Exercise: Go through the entries below and give the number of lines that have the string "tính", and only that.

START Records for this exercise

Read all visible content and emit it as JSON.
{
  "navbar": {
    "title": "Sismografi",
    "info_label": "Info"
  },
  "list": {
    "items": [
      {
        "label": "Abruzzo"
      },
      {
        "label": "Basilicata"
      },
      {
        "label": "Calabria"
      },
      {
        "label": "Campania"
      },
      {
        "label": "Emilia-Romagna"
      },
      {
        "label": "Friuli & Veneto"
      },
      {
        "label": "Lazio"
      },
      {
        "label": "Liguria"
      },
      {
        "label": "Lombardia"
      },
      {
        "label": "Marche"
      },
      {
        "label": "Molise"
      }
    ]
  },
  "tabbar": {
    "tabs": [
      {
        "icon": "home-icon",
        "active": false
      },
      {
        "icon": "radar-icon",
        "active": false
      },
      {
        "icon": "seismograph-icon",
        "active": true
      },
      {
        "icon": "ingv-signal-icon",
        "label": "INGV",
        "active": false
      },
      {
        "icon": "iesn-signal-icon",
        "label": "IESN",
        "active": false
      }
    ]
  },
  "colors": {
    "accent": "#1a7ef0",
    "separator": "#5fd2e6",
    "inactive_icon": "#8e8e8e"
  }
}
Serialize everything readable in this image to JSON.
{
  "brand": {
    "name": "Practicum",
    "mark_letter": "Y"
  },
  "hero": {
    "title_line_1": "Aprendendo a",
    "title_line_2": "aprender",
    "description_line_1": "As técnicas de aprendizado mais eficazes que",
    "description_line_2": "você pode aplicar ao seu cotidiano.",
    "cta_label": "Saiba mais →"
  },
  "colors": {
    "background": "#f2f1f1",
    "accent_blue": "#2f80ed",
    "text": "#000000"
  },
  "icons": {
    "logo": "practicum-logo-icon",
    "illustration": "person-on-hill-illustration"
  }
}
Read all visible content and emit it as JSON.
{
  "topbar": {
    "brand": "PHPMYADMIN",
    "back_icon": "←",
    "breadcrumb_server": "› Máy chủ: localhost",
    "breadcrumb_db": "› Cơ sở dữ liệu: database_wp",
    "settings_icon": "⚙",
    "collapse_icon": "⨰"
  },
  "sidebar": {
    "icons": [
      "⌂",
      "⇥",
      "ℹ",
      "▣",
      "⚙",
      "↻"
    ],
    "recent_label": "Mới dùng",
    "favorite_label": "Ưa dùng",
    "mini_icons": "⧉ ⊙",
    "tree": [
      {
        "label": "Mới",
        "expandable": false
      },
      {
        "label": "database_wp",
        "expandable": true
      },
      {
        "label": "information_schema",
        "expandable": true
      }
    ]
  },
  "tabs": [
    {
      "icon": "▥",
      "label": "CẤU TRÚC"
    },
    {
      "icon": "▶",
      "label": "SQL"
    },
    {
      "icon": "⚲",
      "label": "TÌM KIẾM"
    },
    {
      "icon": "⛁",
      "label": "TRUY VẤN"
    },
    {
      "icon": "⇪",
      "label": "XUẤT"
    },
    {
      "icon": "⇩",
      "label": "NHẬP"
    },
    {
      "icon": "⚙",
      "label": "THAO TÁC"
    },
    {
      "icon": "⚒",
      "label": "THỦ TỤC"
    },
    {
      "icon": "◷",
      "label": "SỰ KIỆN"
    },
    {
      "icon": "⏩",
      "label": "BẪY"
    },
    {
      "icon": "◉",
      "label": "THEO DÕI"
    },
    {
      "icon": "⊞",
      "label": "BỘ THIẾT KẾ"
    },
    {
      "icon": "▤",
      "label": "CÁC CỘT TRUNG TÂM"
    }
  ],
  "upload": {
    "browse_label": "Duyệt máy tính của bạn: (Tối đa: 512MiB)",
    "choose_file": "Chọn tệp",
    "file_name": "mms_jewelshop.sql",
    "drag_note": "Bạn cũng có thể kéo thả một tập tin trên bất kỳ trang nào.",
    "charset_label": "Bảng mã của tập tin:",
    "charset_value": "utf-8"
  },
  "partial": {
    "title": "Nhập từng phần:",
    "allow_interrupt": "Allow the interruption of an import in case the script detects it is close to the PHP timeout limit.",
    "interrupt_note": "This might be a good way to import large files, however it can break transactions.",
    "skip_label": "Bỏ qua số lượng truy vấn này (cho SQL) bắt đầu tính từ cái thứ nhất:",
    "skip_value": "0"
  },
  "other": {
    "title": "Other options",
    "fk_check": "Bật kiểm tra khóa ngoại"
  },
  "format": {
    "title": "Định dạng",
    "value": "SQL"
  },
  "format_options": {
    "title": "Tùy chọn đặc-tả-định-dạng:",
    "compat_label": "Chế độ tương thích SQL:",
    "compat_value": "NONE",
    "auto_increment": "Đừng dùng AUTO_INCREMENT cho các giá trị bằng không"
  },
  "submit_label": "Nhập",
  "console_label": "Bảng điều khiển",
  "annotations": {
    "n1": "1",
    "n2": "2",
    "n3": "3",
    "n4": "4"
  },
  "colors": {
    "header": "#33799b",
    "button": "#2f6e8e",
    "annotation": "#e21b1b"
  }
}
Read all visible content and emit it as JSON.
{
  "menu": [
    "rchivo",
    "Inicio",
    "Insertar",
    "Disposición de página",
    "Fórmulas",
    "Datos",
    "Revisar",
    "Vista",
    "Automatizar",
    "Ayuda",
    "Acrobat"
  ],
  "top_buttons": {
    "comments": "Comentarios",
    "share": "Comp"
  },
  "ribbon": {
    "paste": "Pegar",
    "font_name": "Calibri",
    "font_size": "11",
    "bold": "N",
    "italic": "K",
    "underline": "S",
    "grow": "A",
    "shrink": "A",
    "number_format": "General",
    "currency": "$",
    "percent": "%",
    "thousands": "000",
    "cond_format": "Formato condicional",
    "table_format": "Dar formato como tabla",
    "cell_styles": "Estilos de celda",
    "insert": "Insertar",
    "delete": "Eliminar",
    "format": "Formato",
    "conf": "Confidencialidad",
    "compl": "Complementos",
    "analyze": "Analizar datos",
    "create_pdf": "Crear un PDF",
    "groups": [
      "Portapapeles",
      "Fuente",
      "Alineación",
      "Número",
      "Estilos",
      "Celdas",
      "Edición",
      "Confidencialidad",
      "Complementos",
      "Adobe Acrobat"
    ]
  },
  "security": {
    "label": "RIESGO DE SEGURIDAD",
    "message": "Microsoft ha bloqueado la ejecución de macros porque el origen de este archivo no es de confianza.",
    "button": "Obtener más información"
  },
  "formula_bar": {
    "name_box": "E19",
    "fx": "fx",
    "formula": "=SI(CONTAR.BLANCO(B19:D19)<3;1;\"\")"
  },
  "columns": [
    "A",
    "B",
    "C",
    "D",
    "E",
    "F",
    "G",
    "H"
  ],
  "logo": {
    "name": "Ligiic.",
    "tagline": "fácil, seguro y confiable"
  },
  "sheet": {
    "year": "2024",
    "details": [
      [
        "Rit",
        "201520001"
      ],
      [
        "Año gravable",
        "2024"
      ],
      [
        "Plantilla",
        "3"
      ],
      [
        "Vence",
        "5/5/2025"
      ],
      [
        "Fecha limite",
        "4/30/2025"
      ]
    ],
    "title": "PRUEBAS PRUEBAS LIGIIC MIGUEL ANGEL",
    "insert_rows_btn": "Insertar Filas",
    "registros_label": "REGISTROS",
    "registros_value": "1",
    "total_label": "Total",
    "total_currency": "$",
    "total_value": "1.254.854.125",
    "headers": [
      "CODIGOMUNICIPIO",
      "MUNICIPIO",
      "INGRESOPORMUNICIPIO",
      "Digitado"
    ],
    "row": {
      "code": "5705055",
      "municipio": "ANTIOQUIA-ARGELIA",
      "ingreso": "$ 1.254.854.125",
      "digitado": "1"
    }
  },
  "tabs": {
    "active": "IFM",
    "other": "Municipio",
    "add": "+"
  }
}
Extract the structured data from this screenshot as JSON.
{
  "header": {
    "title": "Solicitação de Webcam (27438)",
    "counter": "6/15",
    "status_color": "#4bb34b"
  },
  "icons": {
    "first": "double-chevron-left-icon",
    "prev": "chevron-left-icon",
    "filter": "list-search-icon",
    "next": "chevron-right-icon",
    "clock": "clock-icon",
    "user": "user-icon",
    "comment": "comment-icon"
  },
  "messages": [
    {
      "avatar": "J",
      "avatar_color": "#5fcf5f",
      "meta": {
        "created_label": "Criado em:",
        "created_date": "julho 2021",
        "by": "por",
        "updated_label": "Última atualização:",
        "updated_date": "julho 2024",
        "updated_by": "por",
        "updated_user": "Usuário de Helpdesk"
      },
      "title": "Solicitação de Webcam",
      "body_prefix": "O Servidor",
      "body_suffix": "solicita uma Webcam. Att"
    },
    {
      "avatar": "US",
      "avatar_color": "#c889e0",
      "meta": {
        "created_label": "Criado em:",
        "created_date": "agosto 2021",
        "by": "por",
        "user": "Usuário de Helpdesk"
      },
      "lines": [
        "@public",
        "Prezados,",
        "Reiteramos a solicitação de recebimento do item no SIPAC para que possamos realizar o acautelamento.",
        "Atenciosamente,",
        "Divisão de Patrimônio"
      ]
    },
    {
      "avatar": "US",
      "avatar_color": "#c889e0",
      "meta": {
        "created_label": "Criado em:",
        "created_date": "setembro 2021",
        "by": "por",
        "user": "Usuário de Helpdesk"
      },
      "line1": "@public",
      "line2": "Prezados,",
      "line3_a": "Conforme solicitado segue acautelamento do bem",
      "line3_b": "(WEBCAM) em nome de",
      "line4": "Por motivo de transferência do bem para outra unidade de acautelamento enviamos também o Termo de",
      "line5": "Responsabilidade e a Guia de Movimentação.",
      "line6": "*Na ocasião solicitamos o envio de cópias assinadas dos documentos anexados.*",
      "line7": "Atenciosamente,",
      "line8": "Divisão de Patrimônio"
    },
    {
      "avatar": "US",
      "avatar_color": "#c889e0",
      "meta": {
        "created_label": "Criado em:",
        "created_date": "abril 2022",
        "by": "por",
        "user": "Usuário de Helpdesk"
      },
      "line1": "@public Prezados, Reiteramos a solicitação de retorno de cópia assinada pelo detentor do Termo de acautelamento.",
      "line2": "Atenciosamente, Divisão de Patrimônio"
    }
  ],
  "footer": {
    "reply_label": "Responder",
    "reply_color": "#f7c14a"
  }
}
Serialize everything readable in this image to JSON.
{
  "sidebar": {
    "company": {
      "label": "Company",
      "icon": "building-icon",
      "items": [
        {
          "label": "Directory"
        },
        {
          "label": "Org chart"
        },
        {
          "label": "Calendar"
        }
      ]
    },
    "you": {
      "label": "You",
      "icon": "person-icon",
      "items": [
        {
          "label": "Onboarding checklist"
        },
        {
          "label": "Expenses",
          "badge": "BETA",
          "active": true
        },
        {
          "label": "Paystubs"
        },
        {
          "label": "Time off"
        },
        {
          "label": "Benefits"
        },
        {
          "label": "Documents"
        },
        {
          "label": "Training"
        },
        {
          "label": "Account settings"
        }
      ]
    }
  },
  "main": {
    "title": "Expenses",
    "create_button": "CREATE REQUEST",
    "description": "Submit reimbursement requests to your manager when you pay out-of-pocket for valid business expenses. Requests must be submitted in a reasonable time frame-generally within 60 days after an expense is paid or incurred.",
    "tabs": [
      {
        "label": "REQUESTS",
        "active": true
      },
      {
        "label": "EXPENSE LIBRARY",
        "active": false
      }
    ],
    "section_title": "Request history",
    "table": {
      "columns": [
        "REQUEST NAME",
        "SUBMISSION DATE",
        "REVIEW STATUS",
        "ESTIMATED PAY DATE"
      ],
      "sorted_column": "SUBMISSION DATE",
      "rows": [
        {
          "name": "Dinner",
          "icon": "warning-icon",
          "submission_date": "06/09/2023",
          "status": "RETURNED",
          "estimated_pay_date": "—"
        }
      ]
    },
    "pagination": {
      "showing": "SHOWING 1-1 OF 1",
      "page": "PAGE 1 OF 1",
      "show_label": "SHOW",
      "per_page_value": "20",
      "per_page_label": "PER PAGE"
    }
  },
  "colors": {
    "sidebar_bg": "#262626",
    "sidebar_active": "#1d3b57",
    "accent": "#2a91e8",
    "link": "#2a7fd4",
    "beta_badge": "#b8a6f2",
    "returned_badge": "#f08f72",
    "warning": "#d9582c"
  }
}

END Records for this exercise

Exercise response: 2